Could you do an Ikea shop by bike?


Our guest post today comes from Bike Hero Lee Mannion, who you can read about here.  We were rather inspired by his journey, and love your quote at the end Lee!


Going by bike can make the most ordinary of journeys more interesting.  When I started cycling in London, it opened the city up for me. If you only ever take the tube, the rite of passage that is furnishing your home with a trip to Ikea, for example, is going to prove a royal pain in the backside. It’s 14 stops on the tube for me (with one change), pretty much all of it underground and you get no sense of how you got from A to B. One look at Google Maps showed that Ikea was only five miles away and on closer inspection, I could do the majority of it away from cars along the canal. Perfect. A decent workout for the legs, heart and lungs with a bit of adventure thrown in too. It’s easy to get jaded about the city if you only ever do the same journeys and the same things. If everyone went and explored a new part of it from time to time (not that I’m putting Ikea forward as a great day out), they’d realise what a endlessly eclectic place it is, both in terms of environment and people.


Along the canal I saw trains that had come out of Paddington flying out of the city towards the west, I saw Indian ladies in fabulously colourful saris having a picnic and I saw an teacher cycling along the towpath yelling instructions at his canoeing students.
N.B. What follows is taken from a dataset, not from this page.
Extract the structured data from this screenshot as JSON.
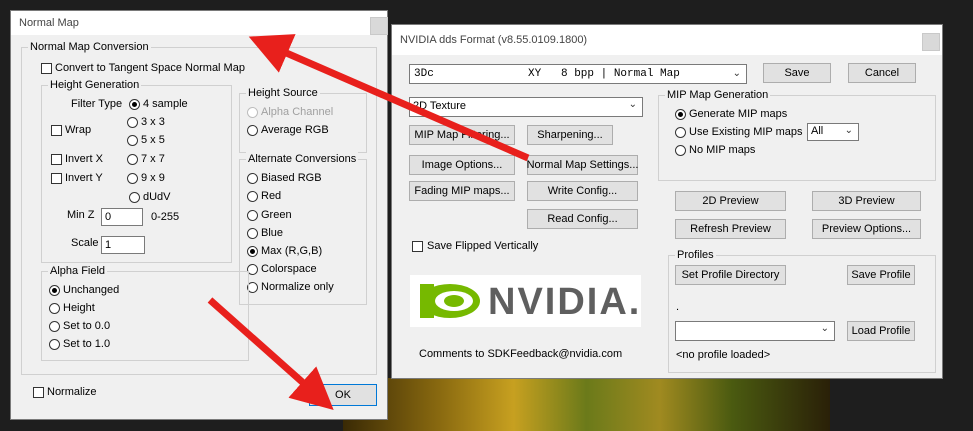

Then there were the smells, the wonderful warmth and homeliness of a bakery on an industrial estate and about another mile up, a factory that obviously produced Chinese food. After that, the hot dogs at Ikea didn’t really cut it, but no matter. I got a bit lost of course, but that’s not a drama these days, what with Google Maps on the Iphone. By getting lost I found the Ace Cafe, somewhere I’d only seen whizzing by on the North Circular before. I know where it fits into the fabric of the city now and I’m definitely going back for a burger. Mine are not the kind of two wheels that they’re used to there, but I reckon mine are cooler.


The view along the canal


I folded the Brompton up and put it in the trolley as I wheeled around the store – quite funny seeing everyone looking at it wondering if Ikea had started selling fold-up bikes. As for getting everything back home, well the Brompton bag did for the tea-lights and the glasses and all those other little things you never mean to buy but do and the delivery man took care of the rest. A trip there can be a grind, but going by bike proved an old adage to be true; it was certainly better to travel than to arrive.

1 comment

  1. kristine stortroen says:

    Oct 5, 2011


    really enjoyed the variety and quality of bicycling events and
    coverage – thanks

Leave a comment

Name required